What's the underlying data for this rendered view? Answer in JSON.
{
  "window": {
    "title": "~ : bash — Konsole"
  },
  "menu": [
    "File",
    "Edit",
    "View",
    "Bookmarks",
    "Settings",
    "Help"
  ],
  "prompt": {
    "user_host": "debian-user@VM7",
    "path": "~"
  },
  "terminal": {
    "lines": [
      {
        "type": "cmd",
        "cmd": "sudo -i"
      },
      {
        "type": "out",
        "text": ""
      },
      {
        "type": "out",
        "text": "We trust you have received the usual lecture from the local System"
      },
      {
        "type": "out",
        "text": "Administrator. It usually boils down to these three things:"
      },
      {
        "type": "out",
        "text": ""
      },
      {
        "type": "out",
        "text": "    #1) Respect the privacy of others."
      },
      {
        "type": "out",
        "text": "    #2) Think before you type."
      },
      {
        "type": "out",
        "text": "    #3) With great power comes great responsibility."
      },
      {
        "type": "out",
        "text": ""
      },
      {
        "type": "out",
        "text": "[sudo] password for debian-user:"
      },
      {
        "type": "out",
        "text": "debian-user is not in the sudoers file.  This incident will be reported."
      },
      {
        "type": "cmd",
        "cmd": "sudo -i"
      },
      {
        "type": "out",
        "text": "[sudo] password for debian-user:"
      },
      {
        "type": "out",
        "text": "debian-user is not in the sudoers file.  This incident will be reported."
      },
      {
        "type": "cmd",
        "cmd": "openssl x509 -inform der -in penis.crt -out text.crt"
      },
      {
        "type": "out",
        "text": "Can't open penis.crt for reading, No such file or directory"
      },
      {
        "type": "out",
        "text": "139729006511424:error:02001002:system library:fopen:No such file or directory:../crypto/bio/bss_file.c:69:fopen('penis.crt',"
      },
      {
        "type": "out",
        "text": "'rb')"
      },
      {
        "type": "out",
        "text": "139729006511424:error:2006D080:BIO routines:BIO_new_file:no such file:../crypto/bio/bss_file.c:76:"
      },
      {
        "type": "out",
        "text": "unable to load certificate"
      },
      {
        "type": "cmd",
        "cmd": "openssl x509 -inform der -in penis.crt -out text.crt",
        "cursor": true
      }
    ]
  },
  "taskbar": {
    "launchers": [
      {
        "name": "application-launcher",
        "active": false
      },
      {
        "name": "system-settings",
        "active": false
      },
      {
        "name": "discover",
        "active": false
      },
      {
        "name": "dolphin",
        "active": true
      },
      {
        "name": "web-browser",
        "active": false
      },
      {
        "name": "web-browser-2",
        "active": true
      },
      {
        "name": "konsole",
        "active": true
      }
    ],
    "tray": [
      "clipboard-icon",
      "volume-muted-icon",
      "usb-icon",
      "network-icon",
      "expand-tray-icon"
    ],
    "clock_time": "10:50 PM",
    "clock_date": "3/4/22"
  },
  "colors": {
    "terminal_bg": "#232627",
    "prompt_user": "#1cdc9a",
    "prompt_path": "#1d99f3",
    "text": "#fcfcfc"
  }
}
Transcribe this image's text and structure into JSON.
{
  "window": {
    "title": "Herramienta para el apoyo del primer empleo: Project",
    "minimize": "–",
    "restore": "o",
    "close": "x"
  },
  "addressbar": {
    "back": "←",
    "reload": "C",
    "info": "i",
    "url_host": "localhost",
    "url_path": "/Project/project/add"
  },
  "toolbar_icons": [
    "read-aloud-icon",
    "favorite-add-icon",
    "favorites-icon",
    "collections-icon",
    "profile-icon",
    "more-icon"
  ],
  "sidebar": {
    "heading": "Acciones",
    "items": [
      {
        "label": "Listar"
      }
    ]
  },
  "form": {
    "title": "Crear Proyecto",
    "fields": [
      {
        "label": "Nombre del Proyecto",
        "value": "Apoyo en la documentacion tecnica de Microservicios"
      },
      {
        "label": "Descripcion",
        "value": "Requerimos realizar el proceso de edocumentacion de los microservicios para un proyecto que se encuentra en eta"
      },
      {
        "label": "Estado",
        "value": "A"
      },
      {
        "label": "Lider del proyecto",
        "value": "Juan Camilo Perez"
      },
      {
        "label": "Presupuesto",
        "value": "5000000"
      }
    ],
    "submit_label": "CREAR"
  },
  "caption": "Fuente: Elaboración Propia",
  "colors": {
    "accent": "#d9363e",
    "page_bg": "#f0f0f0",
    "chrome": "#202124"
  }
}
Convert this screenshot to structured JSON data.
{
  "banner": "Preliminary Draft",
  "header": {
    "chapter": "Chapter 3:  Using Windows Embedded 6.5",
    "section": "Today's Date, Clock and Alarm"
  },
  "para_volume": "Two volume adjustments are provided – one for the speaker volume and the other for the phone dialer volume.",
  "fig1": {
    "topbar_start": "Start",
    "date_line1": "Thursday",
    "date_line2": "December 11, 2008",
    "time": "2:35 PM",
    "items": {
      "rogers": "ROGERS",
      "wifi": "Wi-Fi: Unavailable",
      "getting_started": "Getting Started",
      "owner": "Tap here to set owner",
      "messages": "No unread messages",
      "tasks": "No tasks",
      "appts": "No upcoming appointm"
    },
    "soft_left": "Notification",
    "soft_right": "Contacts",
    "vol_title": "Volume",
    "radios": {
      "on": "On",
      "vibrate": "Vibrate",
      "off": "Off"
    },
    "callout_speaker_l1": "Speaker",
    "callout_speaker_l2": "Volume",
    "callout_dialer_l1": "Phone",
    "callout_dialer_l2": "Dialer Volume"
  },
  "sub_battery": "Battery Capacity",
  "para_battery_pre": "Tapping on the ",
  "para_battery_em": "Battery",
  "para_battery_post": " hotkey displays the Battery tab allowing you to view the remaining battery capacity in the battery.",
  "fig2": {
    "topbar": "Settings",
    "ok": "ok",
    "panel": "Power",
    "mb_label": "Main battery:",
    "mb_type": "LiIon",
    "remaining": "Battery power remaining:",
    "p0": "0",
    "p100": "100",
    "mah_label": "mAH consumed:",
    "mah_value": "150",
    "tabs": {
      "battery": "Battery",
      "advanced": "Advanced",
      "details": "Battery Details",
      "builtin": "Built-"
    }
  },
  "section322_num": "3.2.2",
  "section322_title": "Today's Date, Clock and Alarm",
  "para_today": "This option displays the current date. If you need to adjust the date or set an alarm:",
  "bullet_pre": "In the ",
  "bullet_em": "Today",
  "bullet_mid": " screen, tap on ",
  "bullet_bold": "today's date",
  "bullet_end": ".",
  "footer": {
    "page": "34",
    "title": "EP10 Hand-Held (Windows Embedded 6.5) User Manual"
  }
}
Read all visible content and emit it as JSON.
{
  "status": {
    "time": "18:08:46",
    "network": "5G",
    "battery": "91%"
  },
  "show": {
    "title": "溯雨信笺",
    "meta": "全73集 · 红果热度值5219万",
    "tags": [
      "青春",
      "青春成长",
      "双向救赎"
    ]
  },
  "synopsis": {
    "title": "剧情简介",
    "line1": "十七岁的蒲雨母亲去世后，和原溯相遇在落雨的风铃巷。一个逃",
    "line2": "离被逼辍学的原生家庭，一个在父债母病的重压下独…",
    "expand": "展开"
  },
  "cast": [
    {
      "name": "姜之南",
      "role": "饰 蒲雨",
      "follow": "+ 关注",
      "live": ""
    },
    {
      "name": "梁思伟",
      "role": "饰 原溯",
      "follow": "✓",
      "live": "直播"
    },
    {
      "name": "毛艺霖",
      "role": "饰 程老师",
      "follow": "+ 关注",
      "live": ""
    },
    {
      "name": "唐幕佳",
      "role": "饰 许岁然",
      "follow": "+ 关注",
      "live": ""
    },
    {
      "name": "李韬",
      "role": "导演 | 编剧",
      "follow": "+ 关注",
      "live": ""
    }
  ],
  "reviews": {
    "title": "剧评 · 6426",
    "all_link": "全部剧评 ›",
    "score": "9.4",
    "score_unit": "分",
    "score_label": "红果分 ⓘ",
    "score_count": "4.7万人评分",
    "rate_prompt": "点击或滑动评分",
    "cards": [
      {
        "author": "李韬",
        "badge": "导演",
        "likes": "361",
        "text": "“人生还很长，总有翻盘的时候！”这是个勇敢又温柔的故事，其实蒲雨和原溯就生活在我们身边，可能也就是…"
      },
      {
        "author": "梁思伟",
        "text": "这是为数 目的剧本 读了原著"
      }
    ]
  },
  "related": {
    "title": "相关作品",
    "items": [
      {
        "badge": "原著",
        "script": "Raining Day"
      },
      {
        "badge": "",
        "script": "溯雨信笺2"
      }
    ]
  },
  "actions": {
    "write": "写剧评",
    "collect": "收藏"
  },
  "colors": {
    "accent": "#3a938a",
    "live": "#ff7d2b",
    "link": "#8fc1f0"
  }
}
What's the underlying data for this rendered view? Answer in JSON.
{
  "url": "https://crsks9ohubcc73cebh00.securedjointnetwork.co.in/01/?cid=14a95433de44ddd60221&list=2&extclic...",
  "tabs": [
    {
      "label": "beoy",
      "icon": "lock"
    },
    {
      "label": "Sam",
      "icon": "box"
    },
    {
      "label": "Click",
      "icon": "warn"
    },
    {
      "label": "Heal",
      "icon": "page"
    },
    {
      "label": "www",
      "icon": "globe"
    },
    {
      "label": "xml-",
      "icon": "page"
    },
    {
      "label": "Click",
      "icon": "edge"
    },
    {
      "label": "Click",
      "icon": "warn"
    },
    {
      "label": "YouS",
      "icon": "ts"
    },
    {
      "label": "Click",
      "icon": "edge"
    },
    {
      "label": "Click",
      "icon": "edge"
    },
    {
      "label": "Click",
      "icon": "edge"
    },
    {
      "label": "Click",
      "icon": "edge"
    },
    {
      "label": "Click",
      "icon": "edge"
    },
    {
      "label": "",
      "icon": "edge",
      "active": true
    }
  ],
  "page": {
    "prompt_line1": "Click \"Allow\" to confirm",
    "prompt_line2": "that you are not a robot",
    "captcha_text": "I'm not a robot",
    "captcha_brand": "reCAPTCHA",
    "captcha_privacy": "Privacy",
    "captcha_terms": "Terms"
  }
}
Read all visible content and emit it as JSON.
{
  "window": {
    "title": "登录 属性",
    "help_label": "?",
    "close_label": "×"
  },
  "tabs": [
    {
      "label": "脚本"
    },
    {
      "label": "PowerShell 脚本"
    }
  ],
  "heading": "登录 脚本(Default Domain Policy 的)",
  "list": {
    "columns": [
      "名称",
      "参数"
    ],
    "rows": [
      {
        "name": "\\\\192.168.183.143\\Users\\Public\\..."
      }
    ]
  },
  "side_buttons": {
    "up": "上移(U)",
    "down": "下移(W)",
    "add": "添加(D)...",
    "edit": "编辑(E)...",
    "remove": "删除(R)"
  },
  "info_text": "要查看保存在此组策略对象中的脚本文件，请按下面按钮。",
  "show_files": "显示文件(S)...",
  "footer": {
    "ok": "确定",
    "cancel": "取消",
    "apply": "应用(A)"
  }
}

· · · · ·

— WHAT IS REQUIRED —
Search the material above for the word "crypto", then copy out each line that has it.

— EXERCISE SOLUTION —
        "text": "139729006511424:error:02001002:system library:fopen:No such file or directory:../crypto/bio/bss_file.c:69:fopen('penis.crt',"
        "text": "139729006511424:error:2006D080:BIO routines:BIO_new_file:no such file:../crypto/bio/bss_file.c:76:"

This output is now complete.